Havasupai- A Pinterest Dream

So I don’t know if any of you love Pinterest, but I sure do. And in the past year Havasupai and the beautiful waterfalls there keep popping up. Well over spring break I had to the opportunity to fulfill all my Pinterest dreams and see them! Now they are just as beautiful as you think but there is one part of seeing them that nobody seems to talk about, the 12-mile hike in. There are other ways to get down to see them such as mule and helicopter but that is going to add quite a bit of money to your trips.


12 miles in and 12 miles out with all the clothing, food, and sleeping gear you will need can seem a little daunting and it is, but it is worth it. Seeing the beautiful scenery and having very little people around helps create a breath taking view.

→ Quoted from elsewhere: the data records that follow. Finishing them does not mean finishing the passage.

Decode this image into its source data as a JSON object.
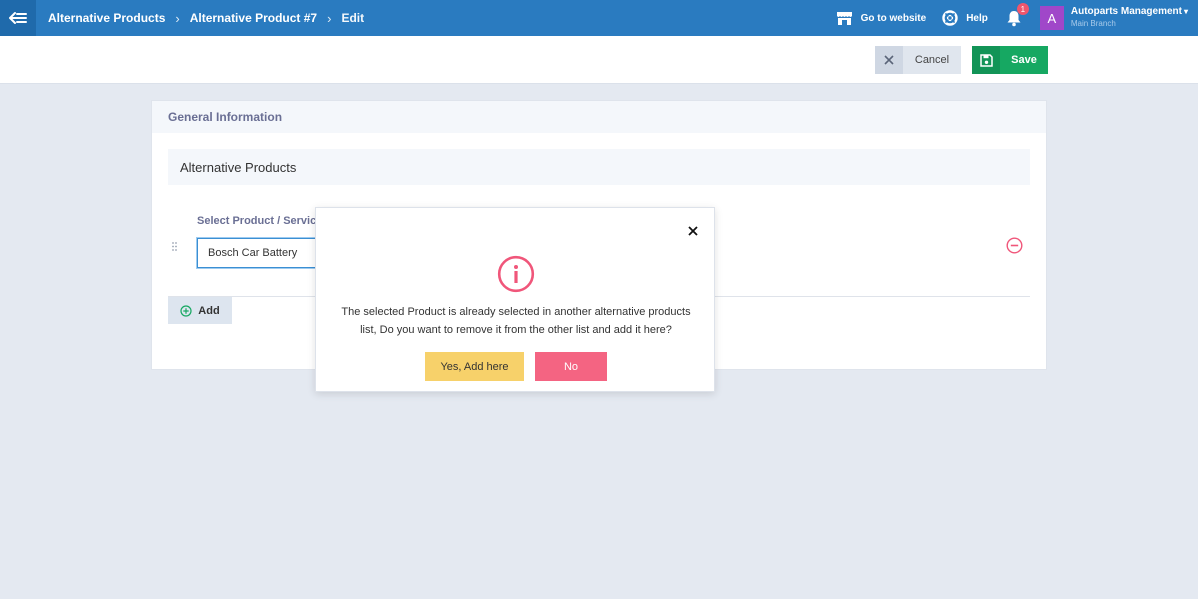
{
  "topbar": {
    "breadcrumbs": [
      "Alternative Products",
      "Alternative Product #7",
      "Edit"
    ],
    "go_to_website": "Go to website",
    "help": "Help",
    "notification_count": "1",
    "avatar_letter": "A",
    "account_name": "Autoparts Management",
    "account_branch": "Main Branch"
  },
  "actions": {
    "cancel": "Cancel",
    "save": "Save"
  },
  "card": {
    "header": "General Information",
    "section_title": "Alternative Products",
    "field_label": "Select Product / Service",
    "product_value": "Bosch Car Battery",
    "add_label": "Add"
  },
  "modal": {
    "message": "The selected Product is already selected in another alternative products list, Do you want to remove it from the other list and add it here?",
    "yes_label": "Yes, Add here",
    "no_label": "No"
  },
  "colors": {
    "topbar": "#2a7bc0",
    "save": "#16a862",
    "warning_icon": "#f0567a",
    "yes_button": "#f7d16a",
    "no_button": "#f46482"
  },
  "icons": [
    "back-arrow-icon",
    "chevron-right-icon",
    "store-icon",
    "lifebuoy-icon",
    "bell-icon",
    "caret-down-icon",
    "close-icon",
    "floppy-disk-icon",
    "drag-handle-icon",
    "minus-circle-icon",
    "plus-circle-icon",
    "info-circle-icon"
  ]
}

Now this hike is not for new hikers and people who are not prepared, but it is one worth training for. And there are some of the beautiful reasons why.

Supai village

  • You get to sleep on the edge of a waterfall and next to a river!

Supai campSupai Girls

  • The pictures are pretty crazy

Supai mooney and girls

  • You will hike more than 30 miles in 3 days and that’s really cool

Supai sign

  • The water is beyond amazing

Supai Jumping

  • You can join the few people who have conquered Havasupai Supai MooneySupai Water

A Letter From Your RA

Dear Residents/Soon-to-be-Residents.

Hi! I am that seemingly scary older student that said “Hello” to you on move in day, I am the person who can get you into trouble for being too loud, but I am also one of the best resources at your disposal while you live on campus. I have been trained in how to get someone to fix your toilet, get your cloths out of a broken washer, and who to point you to when you need help with class. Nevertheless, I am also here to be a listening ear, help you feel safe on the floor, and solve most all problems you have, whether they are emotional, with your roommate, or family. I know it might seem scary when you see me walking up the stairs or in the dining hall but I am not your enemy. Sure, there will be times that you fail your health and safety inspections (HSI) or are written up for being loud during twenty-four hour quite hours, and yes those times are awkward. But they are to help you grow. Failing your HSI is no fun and I do come back, but it is better to learn that the pink stuff at the bottom of your shower is not left over shampoo and your toilet is not supposed to look like that. And being written up is frustrating I admit it, but learning to be studious and respect the needs of the others around you is a lesson that you will never forget.

Speaking of things you will never forget RA programs, no, they are not mandatory, but yes, they are highly recommended. Programs hosted by RAs are not always informational, and most of the time you get free food. Your RA loves it when you come to their programs and it’s even better when you bring friends to share in the fun with. The point of programs are residents. Food for the residents, games for the residents, all in hopes to build a community where people know their neighbors and floor mates. I get it they can be awkward but try them you might be pleasantly surprised with the outcome.

I am a big supporter in getting to know your RA, even if that means just saying “Hi” on your way to class, but it is really up to you. You can talk to your RA or not. You can go to class or not. You get to decided what your year looks like, take every advantage to make it great, because college is short and your time living on campus and with that community is even shorter.

Best Wishes,

Your RA